One of the most important things you can do to protect your company against drug-screening related lawsuits is to standardize your drug-free workplace procedures. Develop guidelines that detail what is allowed and what is not, how testing will occur, and what the consequences of negative or positive tests will be. This program should not be an afterthought, but instead should be part of the employees learning about your company from the first day they start. Encourage employees to not only read the guidelines but also to understand them, ask questions, and feel comfortable discussing them with a member of HR. Employees will respect an employer with a zero-tolerance policy for drugs, but they won’t respect an employer that blindsides employees with rules all of a sudden and doesn’t enforce them consistently. This can make potential candidates stay far, far away and can have serious legal implications as well.

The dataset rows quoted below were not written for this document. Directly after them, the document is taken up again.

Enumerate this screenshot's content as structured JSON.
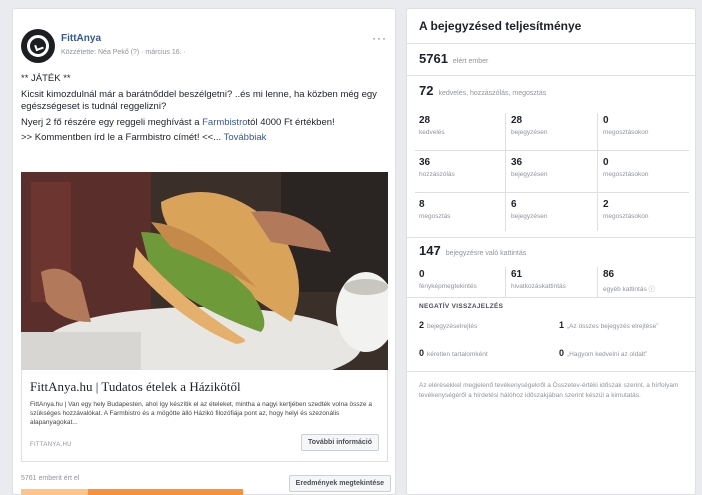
{
  "post": {
    "page_name": "FittAnya",
    "meta": "Közzétette: Néa Pekő (?) · március 16. ·",
    "more": "···",
    "text_line1": "** JÁTÉK **",
    "text_line2": "Kicsit kimozdulnál már a barátnőddel beszélgetni? ..és mi lenne, ha közben még egy egészségeset is tudnál reggelizni?",
    "text_line3_a": "Nyerj 2 fő részére egy reggeli meghívást a ",
    "text_line3_link": "Farmbistro",
    "text_line3_b": "tól 4000 Ft értékben!",
    "text_line4": ">> Kommentben írd le a Farmbistro címét! <<...",
    "see_more": "Továbbiak",
    "link_title": "FittAnya.hu | Tudatos ételek a Házikötől",
    "link_desc": "FittAnya.hu | Van egy hely Budapesten, ahol így készítik el az ételeket, mintha a nagyi kertjében szedték volna össze a szükséges hozzávalókat. A Farmbistro és a mögötte álló Házikó filozófiája pont az, hogy helyi és szezonális alapanyagokat...",
    "link_domain": "FITTANYA.HU",
    "link_button": "További információ",
    "reach_text": "5761 emberit ért el",
    "reach_fraction": 0.3,
    "boost_button": "Eredmények megtekintése"
  },
  "perf": {
    "title": "A bejegyzésed teljesítménye",
    "reached": "5761",
    "reached_label": "elért ember",
    "reactions": "72",
    "reactions_label": "kedvelés, hozzászólás, megosztás",
    "grid": [
      {
        "n": "28",
        "l": "kedvelés"
      },
      {
        "n": "28",
        "l": "bejegyzésen"
      },
      {
        "n": "0",
        "l": "megosztásokon"
      },
      {
        "n": "36",
        "l": "hozzászólás"
      },
      {
        "n": "36",
        "l": "bejegyzésen"
      },
      {
        "n": "0",
        "l": "megosztásokon"
      },
      {
        "n": "8",
        "l": "megosztás"
      },
      {
        "n": "6",
        "l": "bejegyzésen"
      },
      {
        "n": "2",
        "l": "megosztásokon"
      }
    ],
    "clicks": "147",
    "clicks_label": "bejegyzésre való kattintás",
    "click_grid": [
      {
        "n": "0",
        "l": "fényképmegtekintés"
      },
      {
        "n": "61",
        "l": "hivatkozáskattintás"
      },
      {
        "n": "86",
        "l": "egyéb kattintás ⓘ"
      }
    ],
    "neg_title": "NEGATÍV VISSZAJELZÉS",
    "neg": [
      {
        "n": "2",
        "l": "bejegyzéselrejtés"
      },
      {
        "n": "1",
        "l": "„Az összes bejegyzés elrejtése”"
      },
      {
        "n": "0",
        "l": "kéretlen tartalomként"
      },
      {
        "n": "0",
        "l": "„Hagyom kedvelni az oldalt”"
      }
    ],
    "note": "Az elérésekkel megjelenő tevékenységekről a Összetev-értéki időszak szerint, a hírfolyam tevékenységéről a hírdetési hálóhoz időszakjában szerint készül a kimutatás."
  },
  "colors": {
    "link": "#385898",
    "reach_bar": "#f7923b"
  }
}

What do you find to be the most challenging aspect of launching or maintain a drug-free workplace campaign? Let us know in the comments section below.
Jessica Miller-Merrell, SPHR, is an author, speaker, Human Resources professional, and workplace social media expert who has a passion for recruiting, training, and all things social media. She is the president and CEO of Xceptional HR, and a leader in the HR community with more than 12 years of industry experience. The author of Tweet This! Twitter for Business, Jessica was named by HR Examiner as the second most influential recruiter on the Internet and the seventh most powerful woman on Twitter. She is a columnist for both SmartBrief and The Huffington Post, in addition to Blogging4Jobs and Human Resources One on One. Jessica has been interviewed for professional articles in CIO Magazine, Entrepreneur Magazine, SHRM’s HR Magazine, and on CBS. Jessica earned a Senior Professional in Human Resources designation in 2008, and holds a bachelor’s degree in Anthropology and Business from Kansas State University. Originally from a small town in Kansas, Jessica currently lives near Oklahoma City with her husband, Greg and daughter, Ryleigh.